[Work instructions]
Look for the word "What" in the records, and copy each line where it appears.

Information provided Start Marker

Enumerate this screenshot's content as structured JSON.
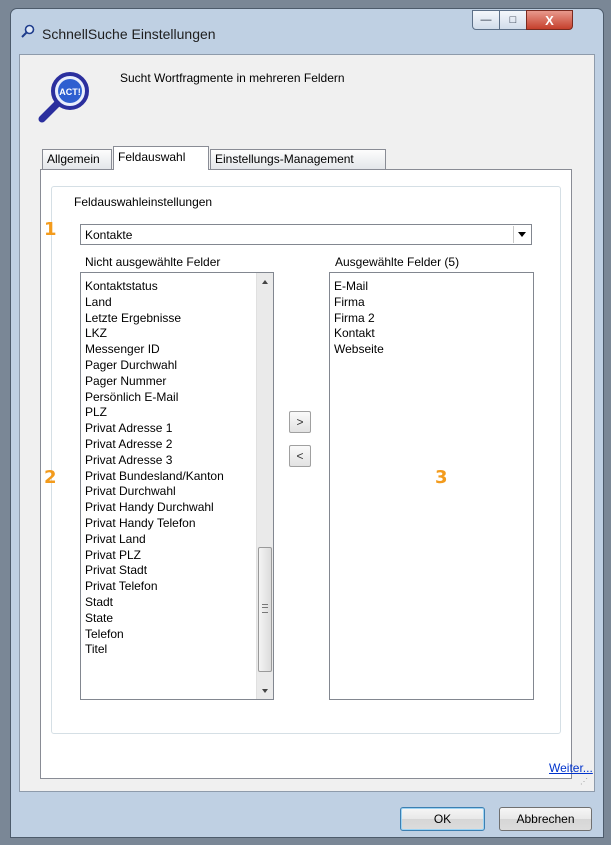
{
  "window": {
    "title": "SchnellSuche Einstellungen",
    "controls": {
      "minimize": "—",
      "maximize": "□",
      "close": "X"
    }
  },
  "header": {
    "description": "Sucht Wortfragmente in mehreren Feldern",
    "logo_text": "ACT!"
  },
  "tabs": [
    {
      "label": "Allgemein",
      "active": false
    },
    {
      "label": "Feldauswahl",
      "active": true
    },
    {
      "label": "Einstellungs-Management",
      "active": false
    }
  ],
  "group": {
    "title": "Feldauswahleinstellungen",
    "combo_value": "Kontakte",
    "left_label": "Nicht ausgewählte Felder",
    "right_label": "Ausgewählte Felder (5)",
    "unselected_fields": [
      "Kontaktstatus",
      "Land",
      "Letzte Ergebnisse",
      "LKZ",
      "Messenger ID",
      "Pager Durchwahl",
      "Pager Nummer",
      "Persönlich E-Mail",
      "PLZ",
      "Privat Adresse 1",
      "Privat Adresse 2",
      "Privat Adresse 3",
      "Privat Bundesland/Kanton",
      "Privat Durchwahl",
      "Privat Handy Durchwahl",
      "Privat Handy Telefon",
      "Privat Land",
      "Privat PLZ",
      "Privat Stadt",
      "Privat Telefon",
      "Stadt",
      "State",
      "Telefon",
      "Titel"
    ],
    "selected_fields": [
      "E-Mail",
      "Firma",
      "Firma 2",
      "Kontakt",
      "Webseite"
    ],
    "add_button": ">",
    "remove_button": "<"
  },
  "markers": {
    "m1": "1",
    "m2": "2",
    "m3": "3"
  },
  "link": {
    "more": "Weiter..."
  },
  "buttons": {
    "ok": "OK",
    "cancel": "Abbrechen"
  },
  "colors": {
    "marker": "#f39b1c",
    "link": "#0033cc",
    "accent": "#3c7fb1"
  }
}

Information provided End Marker
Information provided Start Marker

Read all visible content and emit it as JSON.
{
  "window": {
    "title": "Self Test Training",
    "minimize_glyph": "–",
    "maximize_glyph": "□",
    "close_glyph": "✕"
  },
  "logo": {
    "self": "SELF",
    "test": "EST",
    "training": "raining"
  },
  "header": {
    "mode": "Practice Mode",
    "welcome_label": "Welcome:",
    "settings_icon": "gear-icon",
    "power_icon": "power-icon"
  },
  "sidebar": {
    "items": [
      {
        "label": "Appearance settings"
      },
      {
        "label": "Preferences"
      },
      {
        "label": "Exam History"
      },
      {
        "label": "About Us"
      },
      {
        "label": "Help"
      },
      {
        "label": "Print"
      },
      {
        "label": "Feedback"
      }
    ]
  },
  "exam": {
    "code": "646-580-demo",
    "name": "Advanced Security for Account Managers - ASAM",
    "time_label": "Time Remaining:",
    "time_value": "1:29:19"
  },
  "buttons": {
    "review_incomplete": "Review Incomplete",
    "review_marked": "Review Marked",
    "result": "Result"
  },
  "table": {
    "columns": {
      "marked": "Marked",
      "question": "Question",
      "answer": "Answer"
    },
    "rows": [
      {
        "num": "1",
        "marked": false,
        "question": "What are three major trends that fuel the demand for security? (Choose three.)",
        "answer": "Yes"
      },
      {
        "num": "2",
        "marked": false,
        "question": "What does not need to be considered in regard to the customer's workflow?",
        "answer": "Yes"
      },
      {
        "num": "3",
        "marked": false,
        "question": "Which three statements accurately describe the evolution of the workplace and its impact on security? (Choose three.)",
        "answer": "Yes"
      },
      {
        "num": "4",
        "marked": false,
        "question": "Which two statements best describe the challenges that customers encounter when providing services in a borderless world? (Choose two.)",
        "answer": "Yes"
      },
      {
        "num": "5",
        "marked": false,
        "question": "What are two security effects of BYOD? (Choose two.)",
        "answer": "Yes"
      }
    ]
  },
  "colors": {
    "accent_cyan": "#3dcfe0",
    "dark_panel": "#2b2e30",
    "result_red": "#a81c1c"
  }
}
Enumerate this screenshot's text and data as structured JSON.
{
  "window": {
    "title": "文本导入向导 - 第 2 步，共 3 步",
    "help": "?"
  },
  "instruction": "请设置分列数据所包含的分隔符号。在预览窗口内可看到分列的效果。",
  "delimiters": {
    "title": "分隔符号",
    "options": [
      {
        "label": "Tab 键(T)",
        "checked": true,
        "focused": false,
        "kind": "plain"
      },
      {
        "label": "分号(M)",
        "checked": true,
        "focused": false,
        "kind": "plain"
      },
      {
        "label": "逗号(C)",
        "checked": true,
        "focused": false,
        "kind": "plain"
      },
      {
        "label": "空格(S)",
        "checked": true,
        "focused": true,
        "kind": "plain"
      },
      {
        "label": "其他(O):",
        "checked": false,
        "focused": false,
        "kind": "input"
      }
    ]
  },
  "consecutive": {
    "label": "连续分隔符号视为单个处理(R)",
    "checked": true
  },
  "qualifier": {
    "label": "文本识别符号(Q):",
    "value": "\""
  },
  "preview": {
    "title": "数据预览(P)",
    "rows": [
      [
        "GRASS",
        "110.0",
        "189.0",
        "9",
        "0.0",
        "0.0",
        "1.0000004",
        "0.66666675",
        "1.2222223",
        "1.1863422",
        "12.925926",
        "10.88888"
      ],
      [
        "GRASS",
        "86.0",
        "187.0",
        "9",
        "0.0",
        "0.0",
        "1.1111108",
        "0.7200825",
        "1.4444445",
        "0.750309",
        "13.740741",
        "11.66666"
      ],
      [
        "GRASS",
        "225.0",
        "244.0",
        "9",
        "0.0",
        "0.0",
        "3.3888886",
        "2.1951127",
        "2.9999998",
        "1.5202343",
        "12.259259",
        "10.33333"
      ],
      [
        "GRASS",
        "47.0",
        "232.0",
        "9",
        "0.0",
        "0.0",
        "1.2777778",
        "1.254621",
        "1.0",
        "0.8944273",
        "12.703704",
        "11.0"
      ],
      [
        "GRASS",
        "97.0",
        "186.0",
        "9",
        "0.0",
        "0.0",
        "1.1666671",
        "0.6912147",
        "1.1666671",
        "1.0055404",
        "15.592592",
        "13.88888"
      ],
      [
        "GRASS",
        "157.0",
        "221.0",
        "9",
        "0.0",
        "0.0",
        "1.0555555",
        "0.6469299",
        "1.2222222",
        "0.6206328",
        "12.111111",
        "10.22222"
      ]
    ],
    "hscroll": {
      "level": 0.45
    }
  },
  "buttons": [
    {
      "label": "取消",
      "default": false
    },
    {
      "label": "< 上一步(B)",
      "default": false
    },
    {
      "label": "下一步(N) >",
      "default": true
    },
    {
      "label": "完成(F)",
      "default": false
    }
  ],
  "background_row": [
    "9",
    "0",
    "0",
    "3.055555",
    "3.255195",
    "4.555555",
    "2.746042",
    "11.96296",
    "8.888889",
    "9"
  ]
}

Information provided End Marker

[Answer for the task]
        "question": "What are three major trends that fuel the demand for security? (Choose three.)",
        "question": "What does not need to be considered in regard to the customer's workflow?",
        "question": "What are two security effects of BYOD? (Choose two.)",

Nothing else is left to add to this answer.